Double-Curved Form Approximation With Identical Discrete Panel Geometries
CHRISTOPH KLEMMT1 and RAJAT SODHI2
1Orproject, United Kingdom; University of Cincinnati, United States of America; University of Applied Arts Vienna, Austria
To reduce the costs of manufacturing multiple moulds for double-curved facade construction, this research suggests a method of approximating the desired envelope with identically formed panel geometries.
The panels can then be fabricated by only using two doublecurved moulds. In a second step, individual segments are cut out of the identical base geometries. The method has been successfully tested with the construction of a prototype.
The result is an intricately textured freeform geometry. The installation was built at a reasonable cost compared to other ways of fabricating double-curved geometry. The strength of the panels was utilised as the sole structural system of the prototype.
The main challenge in the construction of double-curved facade geometry is the cost of manufacturing individual panels. Except in few cases, a seemingly double-curved facade is rarely actually constructed double-curved; more often it is rationalised into flat or single-curved elements that approximate the intended double-curvature.
The economic challenge lies in the costs of manufacturing moulds against which the façade panels are formed. For the fabrication of panels from various materials, such as aluminium, glass, fibre concrete or polymers, usually a separate mould needs to be manufactured for each panel. Alternatives such as Multi-Point Forming offer savings but are still relatively costly.
In order to allow for an affordable manufacturing of complex form, architects have proposed geometries that are based on a limited amount of identical discrete components.
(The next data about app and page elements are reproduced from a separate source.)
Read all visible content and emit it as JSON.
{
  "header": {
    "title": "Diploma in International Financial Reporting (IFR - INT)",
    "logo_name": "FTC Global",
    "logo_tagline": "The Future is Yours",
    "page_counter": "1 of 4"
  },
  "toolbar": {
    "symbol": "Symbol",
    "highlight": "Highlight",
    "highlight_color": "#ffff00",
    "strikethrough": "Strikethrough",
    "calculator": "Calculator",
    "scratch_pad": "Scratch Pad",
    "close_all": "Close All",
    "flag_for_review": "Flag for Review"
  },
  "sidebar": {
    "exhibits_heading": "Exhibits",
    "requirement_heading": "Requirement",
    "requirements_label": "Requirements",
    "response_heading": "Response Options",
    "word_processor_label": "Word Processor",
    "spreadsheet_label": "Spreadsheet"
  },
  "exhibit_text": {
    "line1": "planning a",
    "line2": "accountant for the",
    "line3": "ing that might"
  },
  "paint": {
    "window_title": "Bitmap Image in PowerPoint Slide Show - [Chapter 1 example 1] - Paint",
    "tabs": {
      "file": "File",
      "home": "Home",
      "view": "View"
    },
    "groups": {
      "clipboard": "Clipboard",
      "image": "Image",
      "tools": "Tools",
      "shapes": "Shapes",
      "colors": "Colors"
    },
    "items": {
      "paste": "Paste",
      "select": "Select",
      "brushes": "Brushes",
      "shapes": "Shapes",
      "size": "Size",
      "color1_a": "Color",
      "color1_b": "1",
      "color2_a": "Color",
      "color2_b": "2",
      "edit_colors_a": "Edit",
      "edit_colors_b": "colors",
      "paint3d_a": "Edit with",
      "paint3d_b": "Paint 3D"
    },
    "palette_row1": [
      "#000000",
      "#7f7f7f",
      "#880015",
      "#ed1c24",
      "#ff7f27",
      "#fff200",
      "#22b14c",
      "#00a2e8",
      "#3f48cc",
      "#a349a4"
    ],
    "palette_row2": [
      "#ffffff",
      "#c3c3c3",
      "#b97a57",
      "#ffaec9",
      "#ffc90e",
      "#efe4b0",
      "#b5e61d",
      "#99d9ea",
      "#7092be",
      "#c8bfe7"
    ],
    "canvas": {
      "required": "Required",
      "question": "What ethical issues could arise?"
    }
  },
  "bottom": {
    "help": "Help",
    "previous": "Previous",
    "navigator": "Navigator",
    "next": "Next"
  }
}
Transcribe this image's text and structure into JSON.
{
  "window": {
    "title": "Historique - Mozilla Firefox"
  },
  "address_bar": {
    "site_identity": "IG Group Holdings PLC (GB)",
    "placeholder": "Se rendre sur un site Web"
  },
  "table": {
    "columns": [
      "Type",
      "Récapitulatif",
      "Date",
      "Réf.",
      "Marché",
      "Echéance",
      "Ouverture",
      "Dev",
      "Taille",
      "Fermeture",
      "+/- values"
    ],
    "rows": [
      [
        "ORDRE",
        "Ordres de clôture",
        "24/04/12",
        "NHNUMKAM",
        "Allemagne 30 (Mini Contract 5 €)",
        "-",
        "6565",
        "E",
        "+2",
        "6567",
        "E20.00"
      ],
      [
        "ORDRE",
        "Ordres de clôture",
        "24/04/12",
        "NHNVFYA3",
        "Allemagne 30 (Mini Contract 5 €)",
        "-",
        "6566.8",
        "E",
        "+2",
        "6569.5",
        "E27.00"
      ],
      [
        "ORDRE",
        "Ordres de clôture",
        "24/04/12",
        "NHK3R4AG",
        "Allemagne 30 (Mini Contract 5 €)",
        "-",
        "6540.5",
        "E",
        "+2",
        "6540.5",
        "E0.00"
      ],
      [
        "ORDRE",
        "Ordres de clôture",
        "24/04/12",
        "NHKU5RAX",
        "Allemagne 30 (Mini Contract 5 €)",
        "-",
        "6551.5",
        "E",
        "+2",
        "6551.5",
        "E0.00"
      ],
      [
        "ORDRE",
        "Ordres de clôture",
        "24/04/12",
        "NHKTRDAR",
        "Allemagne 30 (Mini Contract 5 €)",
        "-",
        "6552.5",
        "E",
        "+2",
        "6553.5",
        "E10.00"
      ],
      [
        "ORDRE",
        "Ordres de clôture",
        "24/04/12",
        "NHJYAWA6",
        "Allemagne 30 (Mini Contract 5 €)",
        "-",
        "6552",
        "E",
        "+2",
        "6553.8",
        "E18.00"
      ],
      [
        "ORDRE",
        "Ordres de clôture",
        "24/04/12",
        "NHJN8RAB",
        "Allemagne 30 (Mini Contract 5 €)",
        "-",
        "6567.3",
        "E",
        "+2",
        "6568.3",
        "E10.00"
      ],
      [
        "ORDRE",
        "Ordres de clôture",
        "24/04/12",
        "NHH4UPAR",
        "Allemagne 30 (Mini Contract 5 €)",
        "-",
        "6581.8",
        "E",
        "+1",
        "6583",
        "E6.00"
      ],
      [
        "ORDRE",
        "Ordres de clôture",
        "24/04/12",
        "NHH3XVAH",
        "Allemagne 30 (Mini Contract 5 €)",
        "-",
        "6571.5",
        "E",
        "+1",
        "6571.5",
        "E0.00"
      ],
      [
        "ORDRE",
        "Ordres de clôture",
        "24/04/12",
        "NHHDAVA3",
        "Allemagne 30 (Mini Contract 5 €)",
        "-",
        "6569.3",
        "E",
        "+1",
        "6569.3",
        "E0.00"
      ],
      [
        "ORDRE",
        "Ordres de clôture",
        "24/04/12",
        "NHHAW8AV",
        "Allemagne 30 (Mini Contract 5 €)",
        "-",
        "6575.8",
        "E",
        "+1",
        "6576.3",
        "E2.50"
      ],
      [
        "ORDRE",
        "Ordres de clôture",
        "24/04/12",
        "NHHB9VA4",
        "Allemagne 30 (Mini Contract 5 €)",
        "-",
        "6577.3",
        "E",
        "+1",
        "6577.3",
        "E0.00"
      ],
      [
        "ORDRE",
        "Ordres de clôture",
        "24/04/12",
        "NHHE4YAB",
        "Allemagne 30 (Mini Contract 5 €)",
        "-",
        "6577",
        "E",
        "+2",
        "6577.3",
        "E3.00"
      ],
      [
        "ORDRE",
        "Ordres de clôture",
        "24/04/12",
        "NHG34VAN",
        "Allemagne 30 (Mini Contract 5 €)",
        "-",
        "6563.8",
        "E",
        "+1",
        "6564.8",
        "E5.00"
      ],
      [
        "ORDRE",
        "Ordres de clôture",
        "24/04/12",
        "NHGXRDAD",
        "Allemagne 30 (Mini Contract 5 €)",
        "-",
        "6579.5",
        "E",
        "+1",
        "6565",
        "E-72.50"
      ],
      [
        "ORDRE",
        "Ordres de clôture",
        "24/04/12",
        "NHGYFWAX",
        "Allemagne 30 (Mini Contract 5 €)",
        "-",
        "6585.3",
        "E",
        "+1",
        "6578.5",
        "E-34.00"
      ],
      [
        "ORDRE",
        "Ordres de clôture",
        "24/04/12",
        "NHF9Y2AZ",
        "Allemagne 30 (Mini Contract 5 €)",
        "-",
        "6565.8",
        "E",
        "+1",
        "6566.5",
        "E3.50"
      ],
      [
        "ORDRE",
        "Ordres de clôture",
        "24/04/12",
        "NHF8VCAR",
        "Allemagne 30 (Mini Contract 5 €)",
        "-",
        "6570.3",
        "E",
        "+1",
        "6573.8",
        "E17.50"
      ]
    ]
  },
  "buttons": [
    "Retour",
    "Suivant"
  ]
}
While this may provide an answer to the economic issues of the construction, it very often leads to geometric systems that appear pixelated rather than flowing.
We therefore propose a method of double-curved façade construction that utilises identical discrete panels during the forming process, which are then trimmed in order to align to the desired free-form envelope.
The method has been tested with a prototype and was evaluated for its aesthetic and economic performance. It was shown to cost significantly less than a fully double-curved construction while resulting in a dynamically flowing, textured geometry.
We propose a system similar to that of our previous research in order to approximate a desired envelope geometry, which in this case uses discrete panels that are double-curved in two repetitive shapes, rather than being singlecurved as in the previous work.
The panel fabrication therefore uses only two moulds so that the costs of mould fabrication can be minimised. The panels are then CNC-cut to custom shapes in order to align to the overall double-curved envelope geometry and to generate architectural detail and complexity at the same time.